Coxey Pond is beautiful and has some scenic points. Sorry I didn't take more photos. We brought our poles and immediately caught a number of nice smallies from shore but threw them back hoping for some larger ones. That was our mistake because the fishing shut down soon after. We struggled to catch anything over 10". We decided to hike down to Silaca Lake and try our luck there. We pulled in a few nice eater largemouth and smallmouth there and took them back to Coxey for a shorelunch. We brought our camp stove with and we fried the the fish up at the only campsite on Coxey.
Just about the time we finished the skies turned grey and we quickly packed up. The rain came hard and soon turned to hail. We started our hike back in the rain. Eventually it stopped but it tested our rain gear and boots, and unfortunately some of it didn't pass the test. Back at camp the sun peaked out for a moment. We soaked up the sun while we could because it wasn't long before the storms rolled back in.
And so the rain continued on and off the rest of the night
Day 4 of 5

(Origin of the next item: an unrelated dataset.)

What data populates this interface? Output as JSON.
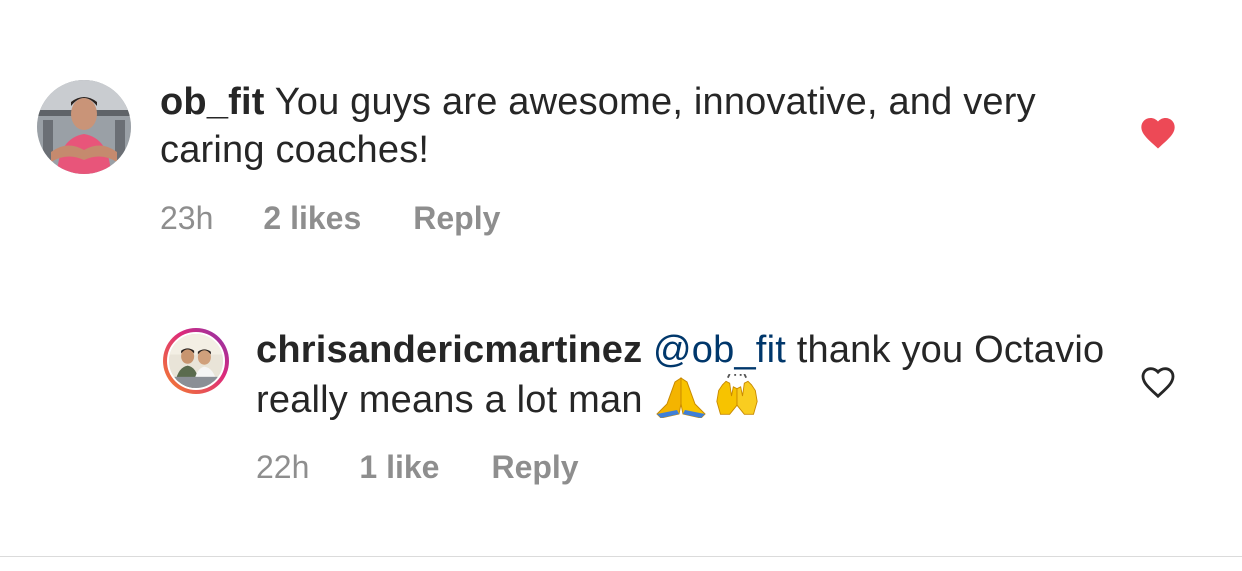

Wednesday, September 08, 2021 The next morning was overcast and we decided that we would explore more of Cummings Lake. We had a little wind and rain on and off throughout the day. But we also had a little sun which allowed us to dry some of our clothes out. Fishing was slow. Cummings seemed to be filled with 8-10" smallmouth. We were catching them jigging in 30' of water. We would catch them trolling through 15' of water, and on the rocks at shore. The larger fish were few and far between. I can only imagine what this place is like in June. The smallies must be jumping in the boat.
More rains and even bigger storms were on their way so we got off the lake around 4pm and prepped camp for more rain. We hunkerd down under our trap. It poured hard for a while. We measured about 1" of rain in an hour. Nothing like getting all your gear soaked the night before you are going to pack it away. Seems to be the norm in the Boundary Waters.
After the storms passed the sun broke through for a beautiful sunset. I was quickly reminded how beautiful this place it. We quickly ventured with our canoes out onto a huge granite island to take in the views.
Day 5 of 5
Thursday, September 09, 2021 We enjoyed a dry night and woke to a foggy still morning. We were very happy to have calm water to make our trip out. We were quickly packed and on the water by 9am the next morning. Some bald eagles paid us a visit and were eating something on the rocks nearby when we left.
The guide from SOTW picked us up at EP4, they were even about 15 minutes early.
It was another amazing trip, and we can't wait to go back. We always hope to see some wildlife on the trip (moose, bear, wolf, otters, beavers), but that didn't happen this year. And not being able to have a campfire was certainly a downer. We did just fine without one but it certainly changes the mood and feel. So many memories of the BW involve warming yourself while sitting around the fire at night telling stories and cooking food and talking about the day. It was unfortunate but it didn't hamper our ability to make great memories.